Superhero films should be allowed to get as weird and termitic as this. The genre could actually achieve something.
The script for this was written in less than 3 minutes on a cocktail napkin.
I'm going to start off by saying the first Ghost Rider installment isn't only one of the worst Marvel movies, but one of the worst movies ever made.
I wasn't expecting much from this sequel. Even Nicolas Cage and his crazy, over exaggeration of each scene again struggled in terrible form. Much like the Punisher, Ghost Rider is a dark horse to the marvel franchise so would expect a film with his attitude and aggression to end the streak of dull movies Marvel had pooped out in the 00's. Nope this only joins the ranks of the previous GR movie, Electra and Daredevil.
Even with an improvement in both CGI and story (and help from Idris Elba) this movie never took off in a blaze of glory. Yes pun intended.
1/10: One of the worst films I ever seen! Even worst than its predecessor. It did not do the super-hero Ghost Rider any justice at all. The mother of surprises is that the story is written by none other than David S. Goyer of Batman trilogy (Nolan version) fame. I'm puzzled how he can churn out such garbage after his amazing Batman effort.
Todavía no estoy seguro si iba en serio, o si sólo me estaban trolleando.
From an interesting concept (and Nicholas Cage for gods sake), they've managed to make a horlicks of a film that surpasses the flawed but at least engaging first attempt. After selling his soul to the Devil to save his father in the first film, the deal sees Cage turn into a burning Demon on a motorcycle, cutting down anything in his path without a moral compass.

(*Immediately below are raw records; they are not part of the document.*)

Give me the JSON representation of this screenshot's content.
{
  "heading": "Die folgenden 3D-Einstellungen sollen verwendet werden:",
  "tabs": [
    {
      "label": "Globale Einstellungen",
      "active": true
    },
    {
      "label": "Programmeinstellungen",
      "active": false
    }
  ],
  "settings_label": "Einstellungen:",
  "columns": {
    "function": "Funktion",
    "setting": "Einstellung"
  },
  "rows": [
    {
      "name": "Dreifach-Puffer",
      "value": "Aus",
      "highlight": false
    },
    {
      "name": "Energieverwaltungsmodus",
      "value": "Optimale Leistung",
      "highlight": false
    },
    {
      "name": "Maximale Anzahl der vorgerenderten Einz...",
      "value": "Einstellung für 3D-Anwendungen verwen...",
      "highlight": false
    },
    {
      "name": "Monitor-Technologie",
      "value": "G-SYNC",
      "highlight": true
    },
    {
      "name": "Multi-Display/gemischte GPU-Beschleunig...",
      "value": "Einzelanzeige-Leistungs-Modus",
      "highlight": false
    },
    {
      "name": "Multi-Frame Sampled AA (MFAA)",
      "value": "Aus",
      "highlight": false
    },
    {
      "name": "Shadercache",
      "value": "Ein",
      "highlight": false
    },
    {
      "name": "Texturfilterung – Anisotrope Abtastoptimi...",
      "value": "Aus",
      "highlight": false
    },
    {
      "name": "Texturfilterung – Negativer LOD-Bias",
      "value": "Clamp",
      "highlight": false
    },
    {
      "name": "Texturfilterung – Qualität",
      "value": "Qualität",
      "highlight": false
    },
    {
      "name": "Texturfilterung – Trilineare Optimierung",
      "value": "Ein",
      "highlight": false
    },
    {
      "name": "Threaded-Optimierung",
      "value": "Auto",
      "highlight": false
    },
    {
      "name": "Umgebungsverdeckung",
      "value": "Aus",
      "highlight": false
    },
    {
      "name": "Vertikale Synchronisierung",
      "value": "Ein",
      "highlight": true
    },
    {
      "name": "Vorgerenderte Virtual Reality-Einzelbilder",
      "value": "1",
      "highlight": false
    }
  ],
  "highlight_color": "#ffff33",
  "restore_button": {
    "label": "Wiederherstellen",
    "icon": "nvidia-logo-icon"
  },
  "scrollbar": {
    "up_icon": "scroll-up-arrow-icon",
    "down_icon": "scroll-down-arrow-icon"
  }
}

And whilst the first film showed a bit of vulnerability to Cage and some decent characterisation, this continuation is everything the first film was not - charmingless, some pretty awful acting and a clunky script that a four year old might have had a better concept of if you asked them to write something…
Neveldine/Taylor infused all sorts of insanity into their Crank movies, it's very disappointing to see them fail to bring that sense of awesomeness to the attempt at continuing this franchise. Neveldine/Taylor are not very good at making "real movies."
My review -- this film is now at Hollywood cinema, I really cannot see why or where this film received harsh criticism. The film itself has grown and moved on from its original film, the way his it has grown are as follows -- the storyline has still got its edge but this time it also has more substance, meaning and complexities. What really intrigues me about this film is, as a viewer of this film if you want to see the complexities of this film you will see them, but if you don't want to see the complexities you will miss them. The artistic temperament has to be admired as well, because it is a technique that is rarely…
The directorial style of the movie is significantly different from the first one. Cage's performance is...well...as Cage-y as you can get. I would recommend watching this movie first and then the first one, as they have little to no continuity.
Unnecessary sequel sees Cage return as the demonic vigilante, this time tasked with protecting a child from the devil's clutches. A humourless tone exarcebates the fundamental lameness of the plot, which along with the direct-to-video style action sequences and uneven special effects, leave viewers with little to enjoy.
- Three Giant Men
- The incredible Paris Incident
- All Superheroes Must Die
- Alter Egos
- Angel Wars: Guardian Force - Episode 1: About…
- Superman II
- Swamp Thing
- Superman III
Leave me suggestions in the comments. Note: comic characters are not ALWAYS superheroes. Note #2: pre-existing characters only. No Unbreakable…
- The Hunger
- Fright Night
- Near Dark
- The Lost Boys
If you owned your very own movie theater and got to program the films it exhibited as you desired, what…